Here is a nice little series I found just last night, by the St. Petersburg (Florida) Coastal and Marine Science Center of the USGS. I love this!:

While I am a giant fan of the USGS Coastal and Marine program, I think that from the standpoint of nerdy videos about coastal geology and geomorphology, that this video series from Ireland takes the grand prize. Here is an example:

I love this stuff!

A bit closer to home, is this piece by Oregon Sea Grant focused on the coastal effects of climate change, part of a series (find them all here):

and there are also some really nice coastal videos at the Science Earth youtube channel. Here is an example:

And then we get into the one-offs. As an example, here is an interesting film by The Verge focused on design strategies for protecting Manhattan after Hurricane Sandy:

Thursday, April 23, 2015

Rialto Beach

Its been a while...

Had the chance to survey Rialto Beach earlier this week, on the coast of Washington in Olympic National Park, as part of my shoreline morphology monitoring program (which is, by the way, looking for a better name...should you have any ideas). And I decided to post about it because...MAN, WHAT A BEACH! Rialto is so very cool...every time I go out there I am blown away by its morphology and the degree of variability it exhibits.

The first thing you notice at Rialto are logs. Does this beach ever have logs (see photos above)! And these aren't small logs either - these are massive old growth trunks grounded in the upper intertidal. These things are definitely influencing shoreline morphology and evolution...they must be...but exactly how isn't totally clear to me yet.

The next thing that always strikes me about Rialto is the evidence of erosion everywhere...mostly in the form of dead trees:

The odd thing, though, is that based on survey data from the last few years, it doesn't look like Rialto is eroding really at all over shorter, annual, timescales (though it is subject to seasonal variability). That suggests to me the likelihood that this shoreline is pretty subject to erosion related to relatively infrequent El Nino winters, or perhaps the once-or-twice-a-century extreme storms. I know that there have been big changes out there within recent living memory - I would love to hear any stories...

But the other thing I've started to really take note of at Rialto are exposures of what appears to be some base strata that the ocean is cutting into:
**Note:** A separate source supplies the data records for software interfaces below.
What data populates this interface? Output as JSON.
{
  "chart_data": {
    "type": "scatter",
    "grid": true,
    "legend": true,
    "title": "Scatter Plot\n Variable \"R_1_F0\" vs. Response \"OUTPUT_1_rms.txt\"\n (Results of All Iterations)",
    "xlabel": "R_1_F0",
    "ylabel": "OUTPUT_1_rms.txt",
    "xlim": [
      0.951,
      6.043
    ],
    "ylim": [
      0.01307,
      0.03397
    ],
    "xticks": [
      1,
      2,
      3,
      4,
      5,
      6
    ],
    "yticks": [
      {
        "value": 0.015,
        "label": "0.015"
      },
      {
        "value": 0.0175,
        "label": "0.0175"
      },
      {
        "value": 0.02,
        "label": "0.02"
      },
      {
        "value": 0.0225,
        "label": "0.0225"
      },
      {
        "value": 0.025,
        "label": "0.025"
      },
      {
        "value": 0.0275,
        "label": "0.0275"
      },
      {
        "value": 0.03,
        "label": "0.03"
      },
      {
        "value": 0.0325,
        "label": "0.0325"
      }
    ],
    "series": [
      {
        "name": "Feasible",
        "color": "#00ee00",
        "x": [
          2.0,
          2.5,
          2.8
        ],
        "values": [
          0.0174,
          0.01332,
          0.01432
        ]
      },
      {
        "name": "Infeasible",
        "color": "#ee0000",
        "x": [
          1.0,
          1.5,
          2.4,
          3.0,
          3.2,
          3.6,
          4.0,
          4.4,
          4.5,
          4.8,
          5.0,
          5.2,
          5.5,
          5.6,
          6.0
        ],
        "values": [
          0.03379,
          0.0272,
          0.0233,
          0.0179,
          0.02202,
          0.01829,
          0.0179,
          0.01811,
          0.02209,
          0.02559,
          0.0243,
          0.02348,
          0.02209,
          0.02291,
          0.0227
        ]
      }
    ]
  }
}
It would be interesting to date some of these exposures, and try to work out what they tell us about the evolution of the shoreline on the coast of Washington over longer time-scales.

Finally, I am always blown away by the ocean's power on display at Rialto:
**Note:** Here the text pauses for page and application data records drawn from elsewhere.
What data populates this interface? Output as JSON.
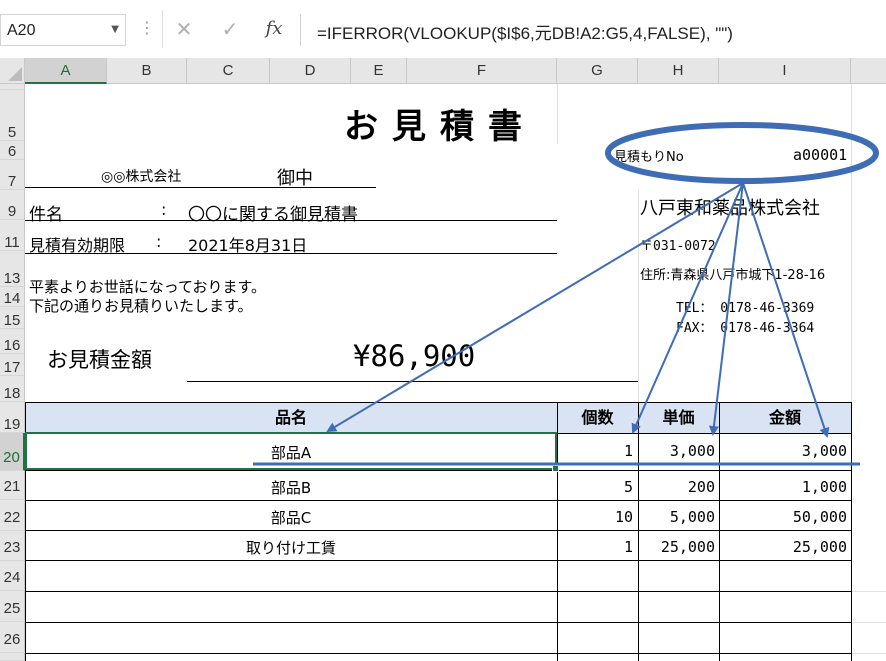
{
  "formula_bar": {
    "name_box": "A20",
    "cancel_icon": "✕",
    "enter_icon": "✓",
    "fx_label": "fx",
    "formula": "=IFERROR(VLOOKUP($I$6,元DB!A2:G5,4,FALSE), \"\")"
  },
  "columns": [
    "A",
    "B",
    "C",
    "D",
    "E",
    "F",
    "G",
    "H",
    "I"
  ],
  "selected_column": "A",
  "rows": [
    "5",
    "6",
    "7",
    "9",
    "11",
    "13",
    "14",
    "15",
    "16",
    "17",
    "18",
    "19",
    "20",
    "21",
    "22",
    "23",
    "24",
    "25",
    "26"
  ],
  "selected_row": "20",
  "sheet": {
    "title": "お見積書",
    "estimate_no_label": "見積もりNo",
    "estimate_no": "a00001",
    "client": "◎◎株式会社",
    "honorific": "御中",
    "subject_label": "件名",
    "subject_colon": ":",
    "subject": "〇〇に関する御見積書",
    "valid_label": "見積有効期限",
    "valid_colon": ":",
    "valid_date": "2021年8月31日",
    "greeting_1": "平素よりお世話になっております。",
    "greeting_2": "下記の通りお見積りいたします。",
    "company": "八戸東和薬品株式会社",
    "postal": "〒031-0072",
    "address": "住所:青森県八戸市城下1-28-16",
    "tel": "TEL： 0178-46-3369",
    "fax": "FAX： 0178-46-3364",
    "amount_label": "お見積金額",
    "amount": "¥86,900"
  },
  "table": {
    "headers": {
      "name": "品名",
      "qty": "個数",
      "price": "単価",
      "total": "金額"
    },
    "rows": [
      {
        "name": "部品A",
        "qty": "1",
        "price": "3,000",
        "total": "3,000"
      },
      {
        "name": "部品B",
        "qty": "5",
        "price": "200",
        "total": "1,000"
      },
      {
        "name": "部品C",
        "qty": "10",
        "price": "5,000",
        "total": "50,000"
      },
      {
        "name": "取り付け工賃",
        "qty": "1",
        "price": "25,000",
        "total": "25,000"
      }
    ]
  },
  "annotation_color": "#3e6db5"
}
Above, for example, is a photo of a sizeable small boulder wedged into the crook of a root wad, which is itself buried in the beach substrate. Now its entirely possible that this rock travelled with the root wad, but it sure looked like the thing had been forcibly jammed into place, and waves have been known to move bigger. The waves at Rialto always seem more powerful to me as compared to just across the river in La Push, which I've attributed to perhaps the off-shore bathymetry, or the beach orientation. Regardless, this was an indication to me of the forces at work on this beach.

Thursday, March 5, 2015
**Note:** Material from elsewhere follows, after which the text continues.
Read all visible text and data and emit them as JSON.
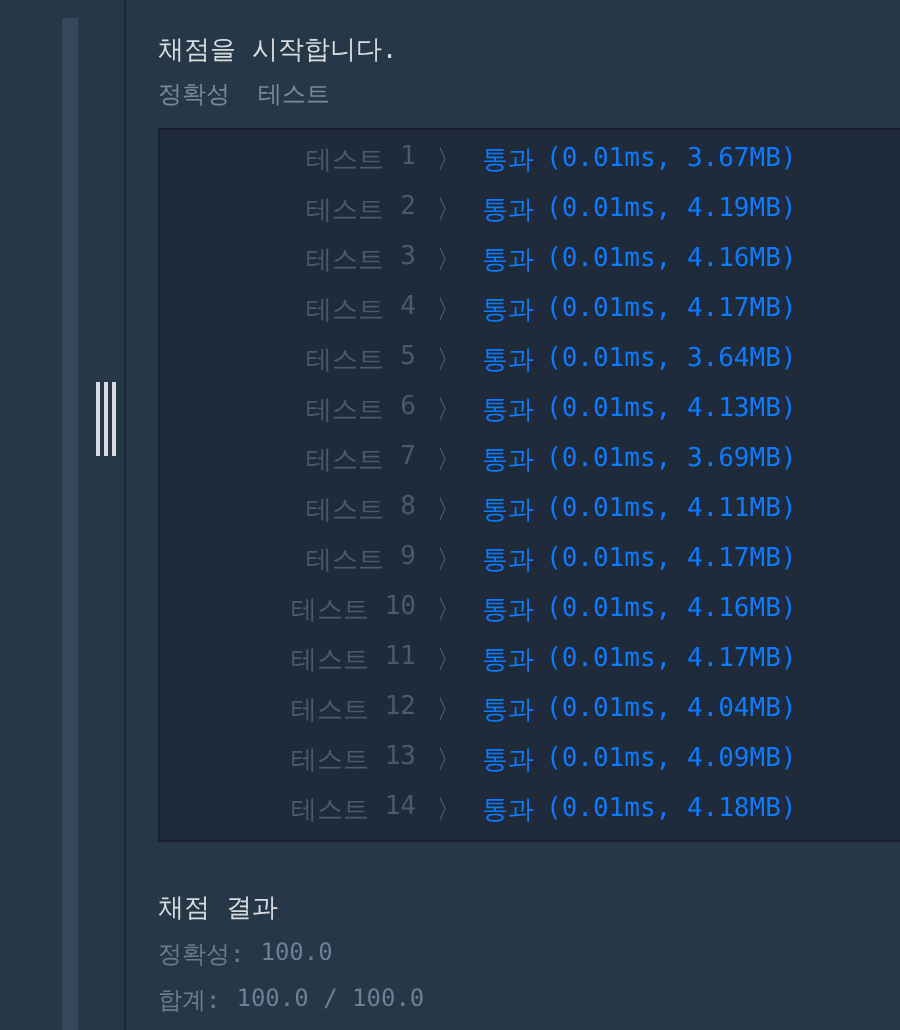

Second Beach

The view from Second Beach, Olympic National Park, this weekend

Had the opportunity to visit Second Beach over the weekend, and survey First Beach at La Push a few days ago with students from the Quileute Tribal School and Forks High School. Its been a beautiful stretch of weather, and the coast is the right place to be at times like these.

A bedrock exposure at the south end of Second Beach, completely coated with Aggregating Anenomes (Anthopleura elegantissima)

A few observations from Second Beach...

I was struck at Second Beach by the volume of the looked like the beach had accreted substantially since the last time I was there a few months back. Even at a mid-level tide the beach was broader than I remembered:

On the upper beach, many large logs were partially buried by sand:

Large logs at Second Beach partially buried by fresh deposition

Is this a localized episode of accretion at Second Beach? Or is there something about the weather recently (relatively mild, small waves, etc.) that has pushed sand up into the intertidal? I'm curious now to work up our data from First Beach, and see how the profiles look...